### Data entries
· · · · ·
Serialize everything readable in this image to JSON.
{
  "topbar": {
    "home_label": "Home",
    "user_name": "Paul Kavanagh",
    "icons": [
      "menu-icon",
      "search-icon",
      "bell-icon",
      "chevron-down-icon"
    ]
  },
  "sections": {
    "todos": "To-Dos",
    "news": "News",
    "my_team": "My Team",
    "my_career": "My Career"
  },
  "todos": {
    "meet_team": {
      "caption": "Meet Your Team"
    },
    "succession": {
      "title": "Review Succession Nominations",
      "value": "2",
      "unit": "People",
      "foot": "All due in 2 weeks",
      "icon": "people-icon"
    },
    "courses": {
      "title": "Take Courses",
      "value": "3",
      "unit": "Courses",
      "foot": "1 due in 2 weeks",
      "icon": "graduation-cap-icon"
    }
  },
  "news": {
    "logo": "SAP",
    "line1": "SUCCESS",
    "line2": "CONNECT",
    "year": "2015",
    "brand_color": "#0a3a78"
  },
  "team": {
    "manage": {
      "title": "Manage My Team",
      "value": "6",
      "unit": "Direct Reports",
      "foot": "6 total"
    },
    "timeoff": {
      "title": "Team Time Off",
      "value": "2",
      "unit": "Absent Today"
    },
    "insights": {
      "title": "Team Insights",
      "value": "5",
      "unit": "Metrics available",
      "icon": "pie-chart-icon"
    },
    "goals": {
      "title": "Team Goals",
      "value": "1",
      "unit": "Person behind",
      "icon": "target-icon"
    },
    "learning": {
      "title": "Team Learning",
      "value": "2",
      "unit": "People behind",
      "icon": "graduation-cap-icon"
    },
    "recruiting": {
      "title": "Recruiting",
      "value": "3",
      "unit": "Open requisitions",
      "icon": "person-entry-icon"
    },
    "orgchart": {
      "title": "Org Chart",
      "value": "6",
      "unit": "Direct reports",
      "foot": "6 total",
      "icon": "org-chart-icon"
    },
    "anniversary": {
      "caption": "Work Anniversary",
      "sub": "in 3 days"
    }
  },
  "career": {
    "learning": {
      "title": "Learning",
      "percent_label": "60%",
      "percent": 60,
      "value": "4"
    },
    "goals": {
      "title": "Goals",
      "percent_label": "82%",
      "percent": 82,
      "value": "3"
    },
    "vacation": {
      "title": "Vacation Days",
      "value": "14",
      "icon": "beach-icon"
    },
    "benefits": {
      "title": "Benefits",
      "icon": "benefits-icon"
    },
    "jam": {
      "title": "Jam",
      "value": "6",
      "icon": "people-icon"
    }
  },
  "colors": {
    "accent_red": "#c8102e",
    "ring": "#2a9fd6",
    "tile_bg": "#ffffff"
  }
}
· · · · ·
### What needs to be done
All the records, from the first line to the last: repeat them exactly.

### Written response
Serialize everything readable in this image to JSON.
{
  "topbar": {
    "home_label": "Home",
    "user_name": "Paul Kavanagh",
    "icons": [
      "menu-icon",
      "search-icon",
      "bell-icon",
      "chevron-down-icon"
    ]
  },
  "sections": {
    "todos": "To-Dos",
    "news": "News",
    "my_team": "My Team",
    "my_career": "My Career"
  },
  "todos": {
    "meet_team": {
      "caption": "Meet Your Team"
    },
    "succession": {
      "title": "Review Succession Nominations",
      "value": "2",
      "unit": "People",
      "foot": "All due in 2 weeks",
      "icon": "people-icon"
    },
    "courses": {
      "title": "Take Courses",
      "value": "3",
      "unit": "Courses",
      "foot": "1 due in 2 weeks",
      "icon": "graduation-cap-icon"
    }
  },
  "news": {
    "logo": "SAP",
    "line1": "SUCCESS",
    "line2": "CONNECT",
    "year": "2015",
    "brand_color": "#0a3a78"
  },
  "team": {
    "manage": {
      "title": "Manage My Team",
      "value": "6",
      "unit": "Direct Reports",
      "foot": "6 total"
    },
    "timeoff": {
      "title": "Team Time Off",
      "value": "2",
      "unit": "Absent Today"
    },
    "insights": {
      "title": "Team Insights",
      "value": "5",
      "unit": "Metrics available",
      "icon": "pie-chart-icon"
    },
    "goals": {
      "title": "Team Goals",
      "value": "1",
      "unit": "Person behind",
      "icon": "target-icon"
    },
    "learning": {
      "title": "Team Learning",
      "value": "2",
      "unit": "People behind",
      "icon": "graduation-cap-icon"
    },
    "recruiting": {
      "title": "Recruiting",
      "value": "3",
      "unit": "Open requisitions",
      "icon": "person-entry-icon"
    },
    "orgchart": {
      "title": "Org Chart",
      "value": "6",
      "unit": "Direct reports",
      "foot": "6 total",
      "icon": "org-chart-icon"
    },
    "anniversary": {
      "caption": "Work Anniversary",
      "sub": "in 3 days"
    }
  },
  "career": {
    "learning": {
      "title": "Learning",
      "percent_label": "60%",
      "percent": 60,
      "value": "4"
    },
    "goals": {
      "title": "Goals",
      "percent_label": "82%",
      "percent": 82,
      "value": "3"
    },
    "vacation": {
      "title": "Vacation Days",
      "value": "14",
      "icon": "beach-icon"
    },
    "benefits": {
      "title": "Benefits",
      "icon": "benefits-icon"
    },
    "jam": {
      "title": "Jam",
      "value": "6",
      "icon": "people-icon"
    }
  },
  "colors": {
    "accent_red": "#c8102e",
    "ring": "#2a9fd6",
    "tile_bg": "#ffffff"
  }
}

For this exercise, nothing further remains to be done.